“It’s gratifying to have our commission be united in its vision for the future of the port and community,” LaBrant said in a statement. “We still await the governor’s decision on the project, and we continue to be focused on supporting businesses, growing jobs and providing benefit to our community.”
Prior to Tuesday’s vote, the lease automatically renewed every three months while Vancouver Energy’s proposed oil terminal worked it way through the EFSEC evaluation.
The plan to build the largest rail-to-marine oil terminal in the United States suffered a major blow in November when EFSEC unanimously recommended the denial of the Vancouver Energy application for site certification to build a crude-by-rail oil terminal at the Port of Vancouver.
EFSEC forwarded its recommendation to Gov. Jay Inslee in December.
At that point, Vancouver Energy and any other groups involved with the evaluation had 20 days to file a request for EFSEC to reconsider the proposal.
That deadline passed Monday without anyone filing a request for reconsideration.
Inslee is expected to issue his decision on the project by mid-February.
Following the port commission’s vote, Vancouver Energy released a statement saying the terminal is still a worthy endeavor.
“The value of the Vancouver Energy project continues to exist for this community, for workers in Clark County and throughout Washington, and for our nation’s energy security. We will evaluate our path forward and await Governor Inslee’s decision.
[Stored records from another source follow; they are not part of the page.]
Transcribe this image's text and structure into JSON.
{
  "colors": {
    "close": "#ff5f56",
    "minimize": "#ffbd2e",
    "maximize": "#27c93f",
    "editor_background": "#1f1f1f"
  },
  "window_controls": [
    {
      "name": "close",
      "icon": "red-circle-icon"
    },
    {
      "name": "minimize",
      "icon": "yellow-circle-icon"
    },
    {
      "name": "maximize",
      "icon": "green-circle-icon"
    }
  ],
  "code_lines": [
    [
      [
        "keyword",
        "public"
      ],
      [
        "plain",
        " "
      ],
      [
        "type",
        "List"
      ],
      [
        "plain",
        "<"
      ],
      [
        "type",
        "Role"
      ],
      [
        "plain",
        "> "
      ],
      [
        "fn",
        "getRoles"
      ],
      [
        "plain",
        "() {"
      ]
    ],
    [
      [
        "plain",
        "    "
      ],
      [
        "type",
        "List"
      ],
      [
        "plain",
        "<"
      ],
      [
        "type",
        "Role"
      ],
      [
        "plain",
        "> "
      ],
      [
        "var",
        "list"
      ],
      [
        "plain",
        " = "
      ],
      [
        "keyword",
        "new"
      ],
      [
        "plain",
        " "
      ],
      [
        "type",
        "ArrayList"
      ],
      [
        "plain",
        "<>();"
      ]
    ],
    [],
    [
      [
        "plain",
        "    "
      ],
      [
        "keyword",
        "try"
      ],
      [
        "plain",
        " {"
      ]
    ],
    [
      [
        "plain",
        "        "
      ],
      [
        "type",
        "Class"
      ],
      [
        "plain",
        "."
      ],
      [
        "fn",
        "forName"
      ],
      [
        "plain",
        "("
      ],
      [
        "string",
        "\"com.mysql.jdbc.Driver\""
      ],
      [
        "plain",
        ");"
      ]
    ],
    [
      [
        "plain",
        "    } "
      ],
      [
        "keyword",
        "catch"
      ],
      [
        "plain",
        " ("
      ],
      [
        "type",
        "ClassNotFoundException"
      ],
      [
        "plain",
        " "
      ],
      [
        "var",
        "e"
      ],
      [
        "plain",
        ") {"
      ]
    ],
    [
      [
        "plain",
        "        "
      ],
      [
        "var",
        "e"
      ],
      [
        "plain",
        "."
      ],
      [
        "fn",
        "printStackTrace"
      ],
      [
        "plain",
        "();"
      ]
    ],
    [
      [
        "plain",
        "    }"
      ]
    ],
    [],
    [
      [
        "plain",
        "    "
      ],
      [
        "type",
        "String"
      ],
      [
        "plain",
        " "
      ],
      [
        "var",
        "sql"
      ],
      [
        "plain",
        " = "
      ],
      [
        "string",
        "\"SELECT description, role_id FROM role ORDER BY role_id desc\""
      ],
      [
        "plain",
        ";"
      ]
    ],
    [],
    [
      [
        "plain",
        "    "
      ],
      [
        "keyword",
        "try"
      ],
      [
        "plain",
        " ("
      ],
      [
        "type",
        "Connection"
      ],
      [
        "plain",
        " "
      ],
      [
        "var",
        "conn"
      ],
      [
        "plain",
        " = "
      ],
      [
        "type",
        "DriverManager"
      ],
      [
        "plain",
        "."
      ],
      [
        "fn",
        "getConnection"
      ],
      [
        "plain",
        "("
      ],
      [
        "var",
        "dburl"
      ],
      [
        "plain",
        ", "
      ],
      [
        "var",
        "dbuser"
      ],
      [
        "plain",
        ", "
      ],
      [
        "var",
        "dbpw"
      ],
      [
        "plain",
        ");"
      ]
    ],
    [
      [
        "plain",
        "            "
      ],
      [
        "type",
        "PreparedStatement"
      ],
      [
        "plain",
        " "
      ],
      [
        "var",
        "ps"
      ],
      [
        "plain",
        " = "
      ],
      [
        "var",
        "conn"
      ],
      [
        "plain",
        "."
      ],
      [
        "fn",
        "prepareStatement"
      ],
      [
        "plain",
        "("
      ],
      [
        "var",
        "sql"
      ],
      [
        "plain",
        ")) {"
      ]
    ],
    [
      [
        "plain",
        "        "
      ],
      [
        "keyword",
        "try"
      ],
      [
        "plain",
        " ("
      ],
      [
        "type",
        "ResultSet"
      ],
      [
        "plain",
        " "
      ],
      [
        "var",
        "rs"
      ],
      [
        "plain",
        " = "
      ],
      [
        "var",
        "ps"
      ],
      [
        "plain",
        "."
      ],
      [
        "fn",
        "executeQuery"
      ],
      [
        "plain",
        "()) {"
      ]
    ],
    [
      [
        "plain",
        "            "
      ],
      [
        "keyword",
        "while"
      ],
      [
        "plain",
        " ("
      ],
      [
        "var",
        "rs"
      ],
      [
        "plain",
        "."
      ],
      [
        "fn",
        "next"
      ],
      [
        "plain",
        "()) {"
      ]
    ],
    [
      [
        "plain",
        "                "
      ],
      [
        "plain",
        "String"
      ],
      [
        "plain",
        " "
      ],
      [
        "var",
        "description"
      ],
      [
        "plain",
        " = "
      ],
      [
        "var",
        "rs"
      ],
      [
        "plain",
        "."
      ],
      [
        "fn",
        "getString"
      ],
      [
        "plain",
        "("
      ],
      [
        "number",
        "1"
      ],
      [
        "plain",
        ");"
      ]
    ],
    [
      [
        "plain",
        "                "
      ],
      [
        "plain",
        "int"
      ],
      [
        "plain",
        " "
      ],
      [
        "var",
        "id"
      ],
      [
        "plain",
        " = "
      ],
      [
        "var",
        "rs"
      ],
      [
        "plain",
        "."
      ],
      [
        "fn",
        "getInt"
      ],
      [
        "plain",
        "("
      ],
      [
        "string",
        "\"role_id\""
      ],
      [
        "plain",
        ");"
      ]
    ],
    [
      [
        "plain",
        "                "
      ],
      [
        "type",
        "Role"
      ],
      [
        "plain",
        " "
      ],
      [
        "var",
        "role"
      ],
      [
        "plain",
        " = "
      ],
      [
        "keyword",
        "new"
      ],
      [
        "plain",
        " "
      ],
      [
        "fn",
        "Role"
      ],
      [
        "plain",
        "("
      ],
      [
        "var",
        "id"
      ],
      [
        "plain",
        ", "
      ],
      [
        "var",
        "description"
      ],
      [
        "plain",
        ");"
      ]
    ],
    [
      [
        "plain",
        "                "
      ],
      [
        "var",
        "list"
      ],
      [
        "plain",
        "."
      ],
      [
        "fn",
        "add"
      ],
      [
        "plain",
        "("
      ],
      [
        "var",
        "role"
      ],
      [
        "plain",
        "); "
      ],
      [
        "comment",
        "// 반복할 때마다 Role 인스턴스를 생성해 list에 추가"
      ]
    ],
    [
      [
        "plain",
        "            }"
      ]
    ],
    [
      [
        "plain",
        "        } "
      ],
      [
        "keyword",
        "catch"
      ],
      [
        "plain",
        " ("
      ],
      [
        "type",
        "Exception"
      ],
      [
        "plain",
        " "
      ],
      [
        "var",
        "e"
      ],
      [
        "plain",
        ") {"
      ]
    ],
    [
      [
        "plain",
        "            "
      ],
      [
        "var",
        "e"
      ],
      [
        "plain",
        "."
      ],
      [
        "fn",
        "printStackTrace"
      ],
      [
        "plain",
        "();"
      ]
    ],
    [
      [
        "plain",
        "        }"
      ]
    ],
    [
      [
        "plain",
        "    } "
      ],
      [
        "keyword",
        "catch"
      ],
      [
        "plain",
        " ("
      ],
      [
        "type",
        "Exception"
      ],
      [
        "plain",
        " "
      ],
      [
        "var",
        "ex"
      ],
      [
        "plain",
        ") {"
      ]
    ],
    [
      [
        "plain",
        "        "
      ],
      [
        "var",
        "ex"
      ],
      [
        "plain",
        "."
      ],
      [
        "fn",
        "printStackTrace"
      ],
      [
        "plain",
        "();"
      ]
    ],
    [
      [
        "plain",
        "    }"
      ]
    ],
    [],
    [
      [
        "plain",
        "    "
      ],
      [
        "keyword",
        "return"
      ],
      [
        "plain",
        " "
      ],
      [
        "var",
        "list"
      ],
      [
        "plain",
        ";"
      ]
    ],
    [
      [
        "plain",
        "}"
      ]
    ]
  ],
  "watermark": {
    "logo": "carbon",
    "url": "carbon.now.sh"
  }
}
We hope Governor Inslee recognizes the far-reaching negative impacts a denial of this project would have for industries across Washington and the message it would send to companies looking to do business in the state.”
Vancouver Energy has proposed to build a $210 million terminal at the Port of Vancouver. It would be capable of transferring an average of 360,000 barrels of oil per day from crude oil unit trains into marine vessels in the Columbia River bound for refineries along the West Coast.
The crude-by-rail terminal was the first of its kind to be considered by EFSEC since its creation in 1970. The body was created to be a one-stop licensing body for large energy projects being considered around Washington. Under state law, a project’s evaluation is supposed to be completed within a year, but Vancouver Energy’s took more than four.